SUPPLIED DATA below:

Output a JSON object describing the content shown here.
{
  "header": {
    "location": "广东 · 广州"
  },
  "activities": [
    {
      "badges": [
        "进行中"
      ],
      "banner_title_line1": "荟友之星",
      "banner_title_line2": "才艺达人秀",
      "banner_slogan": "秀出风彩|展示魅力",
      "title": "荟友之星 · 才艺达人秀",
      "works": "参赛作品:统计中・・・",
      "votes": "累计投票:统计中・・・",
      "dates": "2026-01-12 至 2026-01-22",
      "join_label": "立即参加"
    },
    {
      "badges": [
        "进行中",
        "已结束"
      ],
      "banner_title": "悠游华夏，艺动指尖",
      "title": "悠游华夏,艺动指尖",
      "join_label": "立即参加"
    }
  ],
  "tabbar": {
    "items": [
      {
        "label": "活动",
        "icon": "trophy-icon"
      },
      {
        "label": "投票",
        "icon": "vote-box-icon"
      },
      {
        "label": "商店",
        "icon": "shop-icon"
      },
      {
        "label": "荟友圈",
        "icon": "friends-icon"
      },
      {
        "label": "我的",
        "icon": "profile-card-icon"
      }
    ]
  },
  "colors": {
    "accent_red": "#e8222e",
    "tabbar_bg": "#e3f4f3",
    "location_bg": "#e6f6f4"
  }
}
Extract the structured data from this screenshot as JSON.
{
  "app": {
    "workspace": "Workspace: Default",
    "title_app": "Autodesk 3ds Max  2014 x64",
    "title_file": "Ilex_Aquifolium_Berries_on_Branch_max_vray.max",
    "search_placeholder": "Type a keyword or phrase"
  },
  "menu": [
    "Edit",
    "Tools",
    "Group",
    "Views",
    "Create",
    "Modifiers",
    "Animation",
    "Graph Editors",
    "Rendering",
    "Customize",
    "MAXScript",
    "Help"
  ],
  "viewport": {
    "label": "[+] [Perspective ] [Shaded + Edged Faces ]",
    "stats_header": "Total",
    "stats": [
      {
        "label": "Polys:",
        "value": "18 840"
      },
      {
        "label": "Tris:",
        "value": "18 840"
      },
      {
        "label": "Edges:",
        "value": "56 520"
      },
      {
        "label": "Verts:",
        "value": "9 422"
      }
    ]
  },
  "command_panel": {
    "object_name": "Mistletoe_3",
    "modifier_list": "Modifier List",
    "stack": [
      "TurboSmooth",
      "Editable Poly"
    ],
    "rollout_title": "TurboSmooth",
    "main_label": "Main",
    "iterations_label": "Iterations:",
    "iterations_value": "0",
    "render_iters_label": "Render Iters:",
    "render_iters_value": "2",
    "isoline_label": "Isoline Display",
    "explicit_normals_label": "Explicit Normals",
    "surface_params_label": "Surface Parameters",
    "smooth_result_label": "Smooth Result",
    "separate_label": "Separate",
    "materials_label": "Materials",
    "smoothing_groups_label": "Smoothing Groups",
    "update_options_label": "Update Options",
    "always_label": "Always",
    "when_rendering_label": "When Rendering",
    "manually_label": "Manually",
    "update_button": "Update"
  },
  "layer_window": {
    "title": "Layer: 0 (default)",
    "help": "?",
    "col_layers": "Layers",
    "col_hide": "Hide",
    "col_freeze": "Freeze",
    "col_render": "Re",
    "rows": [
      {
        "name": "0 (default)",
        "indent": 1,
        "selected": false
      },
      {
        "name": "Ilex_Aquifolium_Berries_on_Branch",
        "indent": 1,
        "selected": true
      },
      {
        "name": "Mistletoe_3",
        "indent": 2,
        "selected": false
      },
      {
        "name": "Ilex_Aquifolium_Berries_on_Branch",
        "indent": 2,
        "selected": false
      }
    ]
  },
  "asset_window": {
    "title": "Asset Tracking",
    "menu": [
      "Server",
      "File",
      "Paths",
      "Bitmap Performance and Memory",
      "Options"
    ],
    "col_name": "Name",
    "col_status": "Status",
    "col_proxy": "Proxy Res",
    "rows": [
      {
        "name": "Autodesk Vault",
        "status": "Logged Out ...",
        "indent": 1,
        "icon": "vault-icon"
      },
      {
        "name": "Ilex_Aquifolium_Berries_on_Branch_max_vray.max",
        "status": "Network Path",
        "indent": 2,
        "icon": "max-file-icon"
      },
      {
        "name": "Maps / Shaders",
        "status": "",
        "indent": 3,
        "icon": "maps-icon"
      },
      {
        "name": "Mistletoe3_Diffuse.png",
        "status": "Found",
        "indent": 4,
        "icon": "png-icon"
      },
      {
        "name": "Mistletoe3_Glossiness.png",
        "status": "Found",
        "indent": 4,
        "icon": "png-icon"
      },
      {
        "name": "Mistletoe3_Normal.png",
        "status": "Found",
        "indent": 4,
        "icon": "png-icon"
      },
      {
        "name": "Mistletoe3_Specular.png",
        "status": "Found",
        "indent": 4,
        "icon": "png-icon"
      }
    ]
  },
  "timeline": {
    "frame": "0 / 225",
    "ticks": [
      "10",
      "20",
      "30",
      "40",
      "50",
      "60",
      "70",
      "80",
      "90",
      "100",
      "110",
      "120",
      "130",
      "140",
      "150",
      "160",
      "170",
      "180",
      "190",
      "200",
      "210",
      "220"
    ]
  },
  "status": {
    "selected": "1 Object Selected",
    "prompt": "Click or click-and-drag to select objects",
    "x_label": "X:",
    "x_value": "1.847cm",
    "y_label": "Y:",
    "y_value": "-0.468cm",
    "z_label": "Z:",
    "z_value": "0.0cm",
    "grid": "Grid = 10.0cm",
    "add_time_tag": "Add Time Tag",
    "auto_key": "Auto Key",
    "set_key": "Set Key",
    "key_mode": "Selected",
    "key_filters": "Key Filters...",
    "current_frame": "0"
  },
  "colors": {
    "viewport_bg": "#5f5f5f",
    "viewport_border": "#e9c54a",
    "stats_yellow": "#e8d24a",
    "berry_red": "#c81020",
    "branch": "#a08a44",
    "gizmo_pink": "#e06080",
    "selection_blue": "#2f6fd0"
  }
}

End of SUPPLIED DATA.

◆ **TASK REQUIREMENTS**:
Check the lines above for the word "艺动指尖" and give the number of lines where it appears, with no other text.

◆ **SOLUTION**:
2